#### Information shown ####

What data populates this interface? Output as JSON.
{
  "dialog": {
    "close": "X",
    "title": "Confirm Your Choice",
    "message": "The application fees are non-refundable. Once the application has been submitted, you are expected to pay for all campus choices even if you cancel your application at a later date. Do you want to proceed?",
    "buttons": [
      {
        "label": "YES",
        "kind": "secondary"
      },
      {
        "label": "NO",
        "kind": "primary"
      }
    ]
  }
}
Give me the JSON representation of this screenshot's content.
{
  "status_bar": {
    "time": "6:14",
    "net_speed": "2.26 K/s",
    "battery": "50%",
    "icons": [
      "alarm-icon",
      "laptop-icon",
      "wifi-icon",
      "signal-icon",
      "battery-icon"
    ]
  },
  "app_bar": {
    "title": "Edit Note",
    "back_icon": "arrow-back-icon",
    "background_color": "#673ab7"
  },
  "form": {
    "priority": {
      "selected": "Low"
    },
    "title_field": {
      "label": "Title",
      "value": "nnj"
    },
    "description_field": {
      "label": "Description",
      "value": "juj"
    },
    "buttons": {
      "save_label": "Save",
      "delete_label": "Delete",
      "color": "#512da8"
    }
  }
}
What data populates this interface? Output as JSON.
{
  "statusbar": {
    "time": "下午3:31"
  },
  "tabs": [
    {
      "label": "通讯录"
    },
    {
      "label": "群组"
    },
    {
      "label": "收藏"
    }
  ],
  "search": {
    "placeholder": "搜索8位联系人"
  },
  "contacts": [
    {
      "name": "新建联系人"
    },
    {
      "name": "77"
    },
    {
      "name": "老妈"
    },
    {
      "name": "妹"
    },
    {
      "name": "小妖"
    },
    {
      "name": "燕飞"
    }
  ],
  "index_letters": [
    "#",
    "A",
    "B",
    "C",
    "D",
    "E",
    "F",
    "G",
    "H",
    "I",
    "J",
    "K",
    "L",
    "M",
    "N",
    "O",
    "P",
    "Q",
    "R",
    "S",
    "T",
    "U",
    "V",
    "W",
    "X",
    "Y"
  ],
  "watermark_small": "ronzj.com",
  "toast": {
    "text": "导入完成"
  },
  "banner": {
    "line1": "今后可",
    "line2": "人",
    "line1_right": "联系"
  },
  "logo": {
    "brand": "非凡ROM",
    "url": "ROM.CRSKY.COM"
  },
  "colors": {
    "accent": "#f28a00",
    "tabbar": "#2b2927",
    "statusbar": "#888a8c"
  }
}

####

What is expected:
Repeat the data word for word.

Answer to the problem:
What data populates this interface? Output as JSON.
{
  "dialog": {
    "close": "X",
    "title": "Confirm Your Choice",
    "message": "The application fees are non-refundable. Once the application has been submitted, you are expected to pay for all campus choices even if you cancel your application at a later date. Do you want to proceed?",
    "buttons": [
      {
        "label": "YES",
        "kind": "secondary"
      },
      {
        "label": "NO",
        "kind": "primary"
      }
    ]
  }
}
Give me the JSON representation of this screenshot's content.
{
  "status_bar": {
    "time": "6:14",
    "net_speed": "2.26 K/s",
    "battery": "50%",
    "icons": [
      "alarm-icon",
      "laptop-icon",
      "wifi-icon",
      "signal-icon",
      "battery-icon"
    ]
  },
  "app_bar": {
    "title": "Edit Note",
    "back_icon": "arrow-back-icon",
    "background_color": "#673ab7"
  },
  "form": {
    "priority": {
      "selected": "Low"
    },
    "title_field": {
      "label": "Title",
      "value": "nnj"
    },
    "description_field": {
      "label": "Description",
      "value": "juj"
    },
    "buttons": {
      "save_label": "Save",
      "delete_label": "Delete",
      "color": "#512da8"
    }
  }
}
What data populates this interface? Output as JSON.
{
  "statusbar": {
    "time": "下午3:31"
  },
  "tabs": [
    {
      "label": "通讯录"
    },
    {
      "label": "群组"
    },
    {
      "label": "收藏"
    }
  ],
  "search": {
    "placeholder": "搜索8位联系人"
  },
  "contacts": [
    {
      "name": "新建联系人"
    },
    {
      "name": "77"
    },
    {
      "name": "老妈"
    },
    {
      "name": "妹"
    },
    {
      "name": "小妖"
    },
    {
      "name": "燕飞"
    }
  ],
  "index_letters": [
    "#",
    "A",
    "B",
    "C",
    "D",
    "E",
    "F",
    "G",
    "H",
    "I",
    "J",
    "K",
    "L",
    "M",
    "N",
    "O",
    "P",
    "Q",
    "R",
    "S",
    "T",
    "U",
    "V",
    "W",
    "X",
    "Y"
  ],
  "watermark_small": "ronzj.com",
  "toast": {
    "text": "导入完成"
  },
  "banner": {
    "line1": "今后可",
    "line2": "人",
    "line1_right": "联系"
  },
  "logo": {
    "brand": "非凡ROM",
    "url": "ROM.CRSKY.COM"
  },
  "colors": {
    "accent": "#f28a00",
    "tabbar": "#2b2927",
    "statusbar": "#888a8c"
  }
}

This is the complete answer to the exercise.